The President of the United States, who once tweeted this...

... on Wednesday could be found saying this, in response to another Syrian chemical weapons attack that was almost certainly carried out by the government of Bashar al-Assad ...

It crossed a lot of lines for me. When you kill innocent children, innocent babies, little babies, with a chemical gas that is so lethal — people were shocked to hear what gas it was — that crosses many, many lines, beyond a red line, many, many lines.

... and had his spokesperson Sean Spicer throw in this to boot:

These heinous actions by the Bashar al-Assad regime are a consequence of the past administration’s weakness and irresolution. President Obama said in 2012 he would establish a red line against the use of chemical weapons and then did nothing.

And just like that, the America First president, who as far as I can tell still hasn't used the words "human rights" in a sentence, became a humanitarian interventionist. You know the type: the analyst who argues that if we just apply a little more military pressure to the same problem, it will convince a bad actor to stop doing bad things. This was the sort of foreign policy establishment thinking that Donald Trump railed against on the campaign trail.


Why does he suddenly care about Syrian civilians?

The biggest surprise, honestly, is that Trump reacted the way he did at all. He seemed genuinely shocked by this incident. But why this one? Trump seems to have no problem with extrajudicial killings when other leaders do them. He seemed to have no problem with all the other people Assad had killed. He just had a warm meeting with Egyptian President Abdel Fattah el-Sisi, who has a plenty questionable human rights record. A few days ago, his Ambassador to the United Nations Nikki Haley could be found saying that removing Assad was not a priority. In fact, prior to this week, there was widespread speculation that Trump might actually join Russia to help Assad crush the rebels. A far more predictable response from Trump would have been to obfuscate, imply the videos were faked, suggest that the victims were terrorists who had it coming, etc. ... exactly what the Russians were doing.

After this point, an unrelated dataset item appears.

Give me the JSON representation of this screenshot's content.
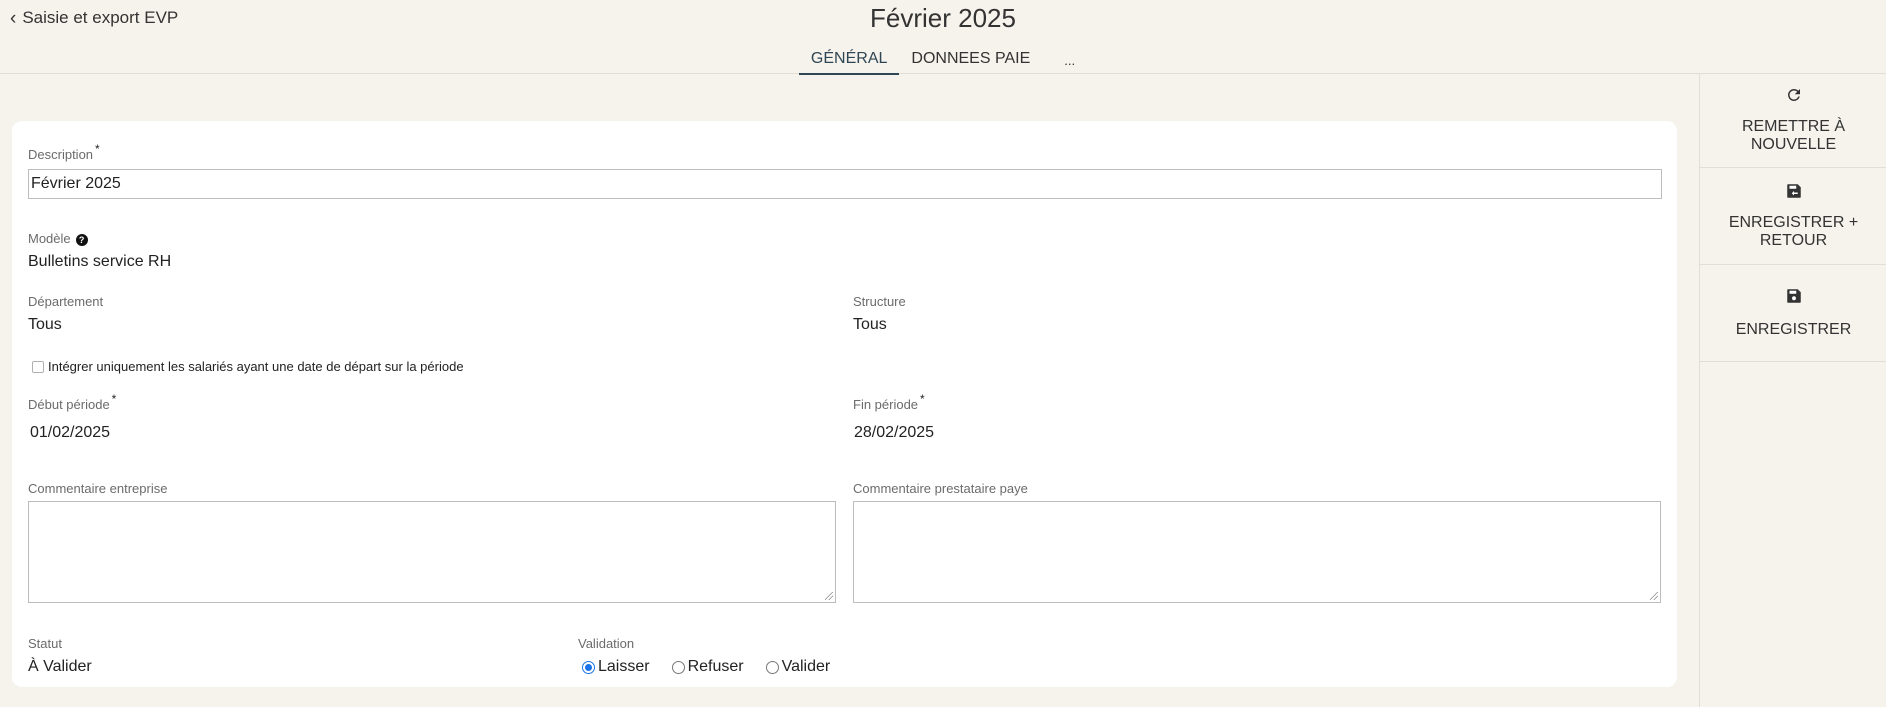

Three possible explanations come to mind for the sudden about-face.

1. He was genuinely moved by the videos. They are deeply disturbing — I'm not even going to link to them — so this is possible. But it seems unlikely. After all, without putting too fine a point on it, I have yet to see this president show the slightest empathy towards anyone to whom he is not related by blood or marriage. It just doesn't seem his style.

2. He took this personally. This was not just a heinous attack on innocent civilians, it was a serious inconvenience to Trump's policies towards Russia, the Middle East, and refugees. Trump seems to respond reflexively to either flattery or insult. The fact that Assad would do this to him is what makes it particularly unacceptable in Trump's mind.

3. The effects of the attack were caught on video. Trump is particularly attuned to popular reaction to media images. My most likely theory is that he recognized that Americans would be outraged by what they were seeing, and jumped out ahead of that outrage. The videos humanized a war with inhuman statistics — hundreds of thousands dead, millions displaced. A few specific Syrian children being gassed is horrifying, even to those who would deny them refuge in the United States.


So now what?

This evening the Washington Post reported that Trump was considering military action against the Assad regime. This means that Trump is now caught in the same trap that Barack Obama was after the "red line" episode. Any action taken against Assad will be deeply destabilizing to both Syria and international peace, given the direct support for the regime by Russia, Iran, and Hezbollah. Overthrowing Assad would leave complete anarchy and a clearer field for Islamic State and others, and would be ruinous for the ethnic and religious minorities that support the regime and depend on it for protection. But anything short of overthrowing Assad will be ineffective given the nature of the regime and its inherent inability to accept compromise, political transition, or free elections. There are no good options here. Also, escalation is highly likely. Here's Micah Zenko:

Obama's solution was to go to Congress to get permission for airstrikes that he admitted at the time would not change the political calculus, get rebuffed, and then settle for the Russia-orchestrated deal to remove chemical weapons from Syria... which, as it turns out, apparently did not remove all of them.

Trump's next step is unclear. If he does nothing, he will be pilloried by the "do something" crowd. To wit:

But if he actually does something, that could easily be worse. There's a high risk of retaliation by Iran against American forces in Iraq and a serious risk of direct conflict with Russia. Even if these things don't happen, weakening the Syrian government means weakening the strongest actor left in the field, which likely prolongs the war and gets even more people killed. What's more, Russia and Iran have stood by Assad as he has done this and worse for years. Will Rex Tillerson be able to convince them to abandon their longtime ally? Why should they? Whatever replaces him will be no friend to Moscow or Tehran.

It is always possible that some decisive action could work, or at least compel the regime to find other ways of killing its citizens besides chemical weapons. But the most likely outcome is that Washington retains enough hostility to Assad to not accept him as legitimate, but not enough to do what is necessary to remove him. And the war will continue, probably for the rest of Trump's presidency, and possibly beyond.